▶ WHAT THE TASK REQUIRES: Below are entries to examine: work out how many lines contain the word "JSON", and give only that number.

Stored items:
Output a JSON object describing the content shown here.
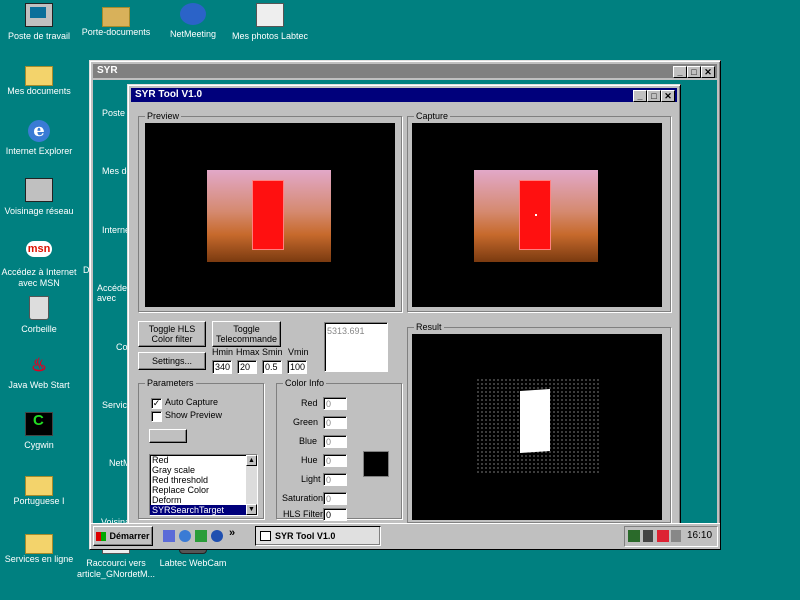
{
  "desktop": {
    "icons_left": [
      {
        "label": "Poste de travail",
        "icon": "computer-icon"
      },
      {
        "label": "Mes documents",
        "icon": "folder-icon"
      },
      {
        "label": "Internet Explorer",
        "icon": "internet-explorer-icon"
      },
      {
        "label": "Voisinage réseau",
        "icon": "network-icon"
      },
      {
        "label": "Accédez à Internet avec MSN",
        "icon": "msn-icon"
      },
      {
        "label": "Corbeille",
        "icon": "recycle-bin-icon"
      },
      {
        "label": "Java Web Start",
        "icon": "java-icon"
      },
      {
        "label": "Cygwin",
        "icon": "cygwin-icon"
      },
      {
        "label": "Portuguese I",
        "icon": "folder-icon"
      },
      {
        "label": "Services en ligne",
        "icon": "folder-icon"
      }
    ],
    "icons_top": [
      {
        "label": "Porte-documents",
        "icon": "briefcase-icon"
      },
      {
        "label": "NetMeeting",
        "icon": "netmeeting-icon"
      },
      {
        "label": "Mes photos Labtec",
        "icon": "photos-icon"
      }
    ],
    "icons_bottom": [
      {
        "label": "Raccourci vers article_GNordetM...",
        "icon": "shortcut-icon"
      },
      {
        "label": "Labtec WebCam",
        "icon": "webcam-icon"
      }
    ],
    "partial_labels": {
      "right_labtec": "abtec"
    }
  },
  "outer_window": {
    "title": "SYR",
    "behind_labels": [
      "Poste",
      "Mes do",
      "Interne",
      "Accéde avec",
      "Cor",
      "Service",
      "NetM",
      "Voisina"
    ],
    "left_partial": [
      "D"
    ]
  },
  "syr_tool": {
    "title": "SYR Tool V1.0",
    "preview_label": "Preview",
    "capture_label": "Capture",
    "result_label": "Result",
    "toggle_hls_label": "Toggle HLS Color filter",
    "toggle_telecommande_label": "Toggle Telecommande",
    "settings_label": "Settings...",
    "readout_value": "5313.691",
    "hls_params": {
      "hmin_label": "Hmin",
      "hmin_value": "340",
      "hmax_label": "Hmax",
      "hmax_value": "20",
      "smin_label": "Smin",
      "smin_value": "0.5",
      "vmin_label": "Vmin",
      "vmin_value": "100"
    },
    "parameters": {
      "label": "Parameters",
      "auto_capture_label": "Auto Capture",
      "auto_capture_checked": true,
      "show_preview_label": "Show Preview",
      "show_preview_checked": false,
      "filters": [
        "Red",
        "Gray scale",
        "Red threshold",
        "Replace Color",
        "Deform",
        "SYRSearchTarget"
      ],
      "selected_filter": "SYRSearchTarget"
    },
    "color_info": {
      "label": "Color Info",
      "red_label": "Red",
      "red_value": "0",
      "green_label": "Green",
      "green_value": "0",
      "blue_label": "Blue",
      "blue_value": "0",
      "hue_label": "Hue",
      "hue_value": "0",
      "light_label": "Light",
      "light_value": "0",
      "saturation_label": "Saturation",
      "saturation_value": "0",
      "hls_filter_label": "HLS Filter",
      "hls_filter_value": "0",
      "swatch_color": "#000000"
    }
  },
  "taskbar": {
    "start_label": "Démarrer",
    "task_label": "SYR Tool V1.0",
    "clock": "16:10",
    "overflow": "»"
  },
  "colors": {
    "desktop": "#008080",
    "title_active": "#00007b",
    "title_inactive": "#808080",
    "face": "#c0c0c0"
  }
}
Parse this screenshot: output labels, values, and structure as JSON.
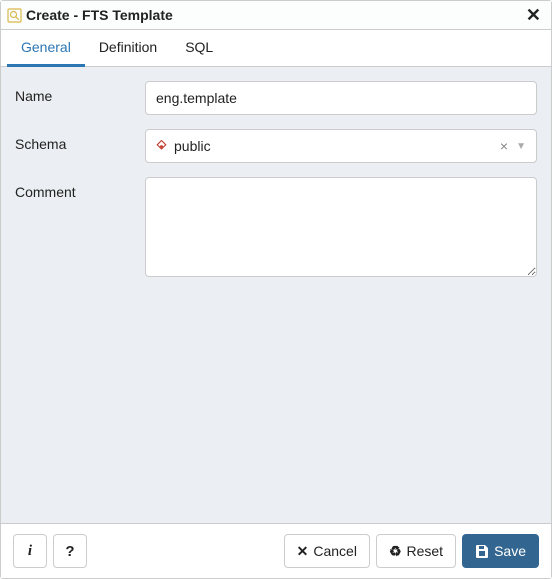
{
  "header": {
    "title": "Create - FTS Template"
  },
  "tabs": [
    {
      "label": "General",
      "active": true
    },
    {
      "label": "Definition",
      "active": false
    },
    {
      "label": "SQL",
      "active": false
    }
  ],
  "form": {
    "name_label": "Name",
    "name_value": "eng.template",
    "schema_label": "Schema",
    "schema_value": "public",
    "comment_label": "Comment",
    "comment_value": ""
  },
  "footer": {
    "info_label": "i",
    "help_label": "?",
    "cancel_label": "Cancel",
    "reset_label": "Reset",
    "save_label": "Save"
  }
}
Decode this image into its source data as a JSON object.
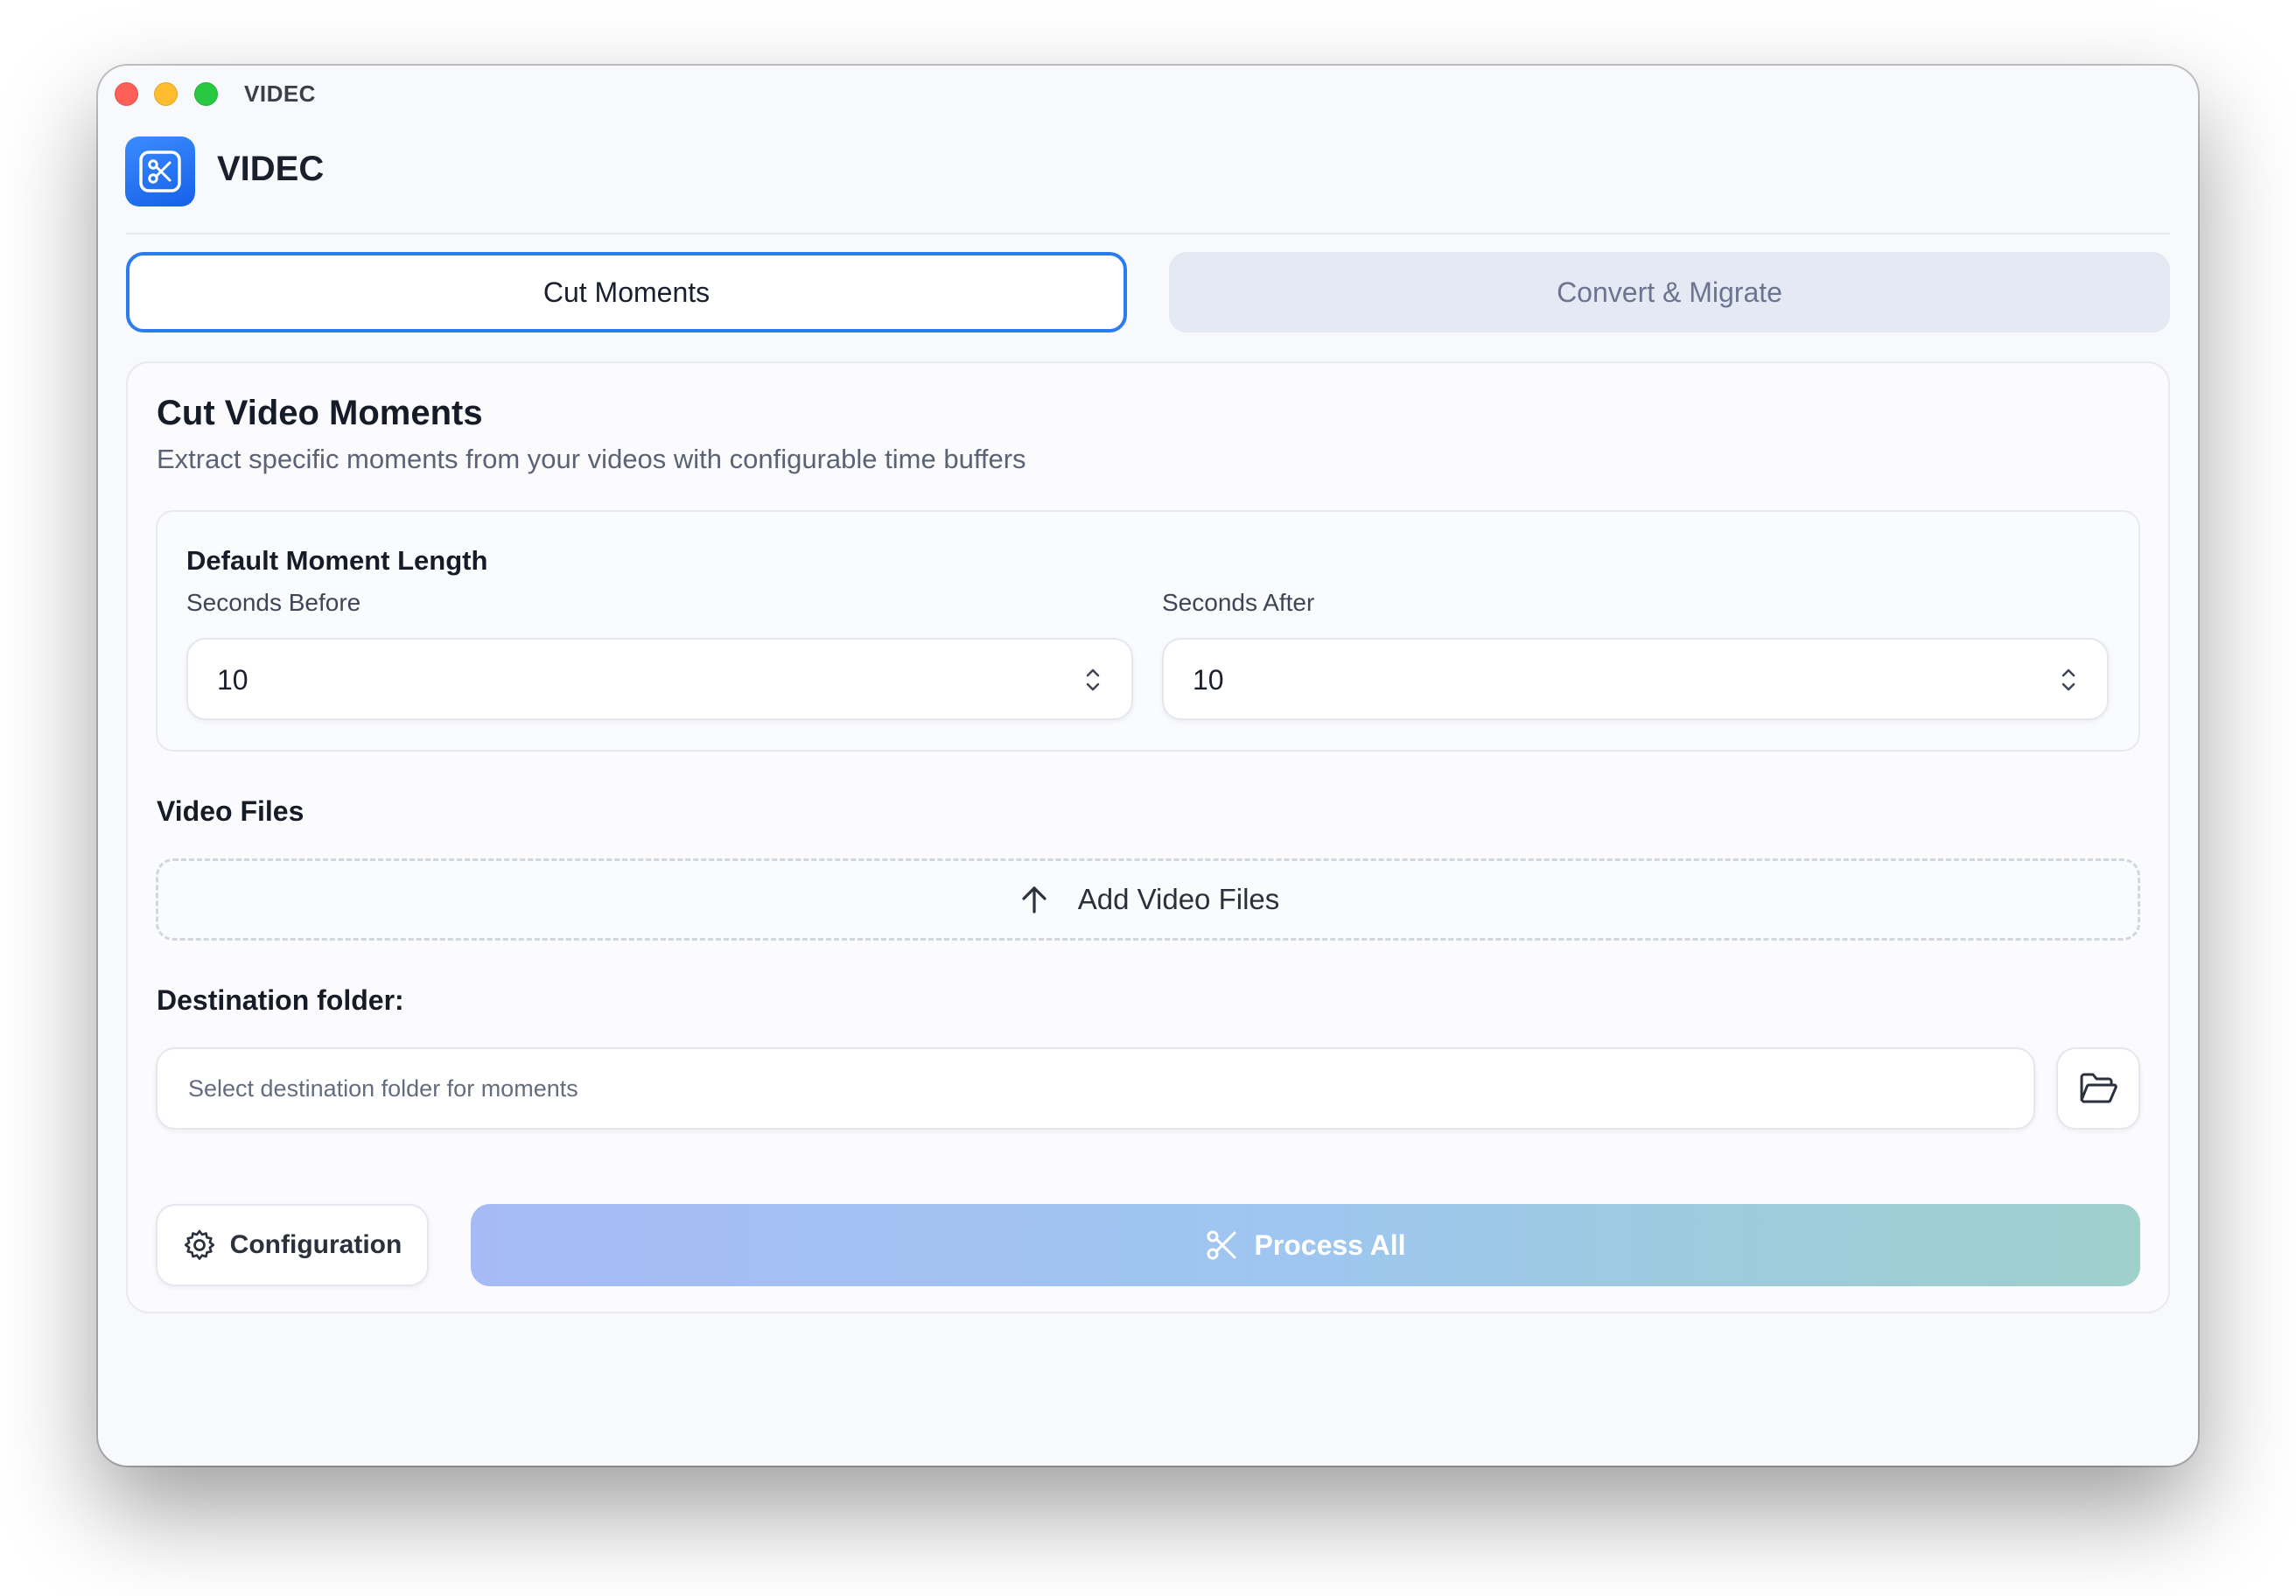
{
  "window": {
    "title": "VIDEC"
  },
  "app": {
    "name": "VIDEC"
  },
  "tabs": [
    {
      "label": "Cut Moments",
      "active": true
    },
    {
      "label": "Convert & Migrate",
      "active": false
    }
  ],
  "card": {
    "title": "Cut Video Moments",
    "subtitle": "Extract specific moments from your videos with configurable time buffers"
  },
  "settings": {
    "title": "Default Moment Length",
    "seconds_before": {
      "label": "Seconds Before",
      "value": "10"
    },
    "seconds_after": {
      "label": "Seconds After",
      "value": "10"
    }
  },
  "video_files": {
    "label": "Video Files",
    "add_label": "Add Video Files"
  },
  "destination": {
    "label": "Destination folder:",
    "placeholder": "Select destination folder for moments"
  },
  "actions": {
    "configuration_label": "Configuration",
    "process_label": "Process All"
  },
  "icons": {
    "logo": "scissors-icon",
    "stepper": "chevron-up-down-icon",
    "upload": "arrow-up-icon",
    "folder": "folder-open-icon",
    "config": "gear-icon",
    "process": "scissors-icon"
  },
  "colors": {
    "accent": "#2d7bf0",
    "logo_bg": "#1e6ef0",
    "process_gradient_start": "#a6bbf6",
    "process_gradient_end": "#9fd0cc",
    "traffic_red": "#fe5f57",
    "traffic_yellow": "#febc2e",
    "traffic_green": "#28c840"
  }
}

▶ COMPLETED TASK: 3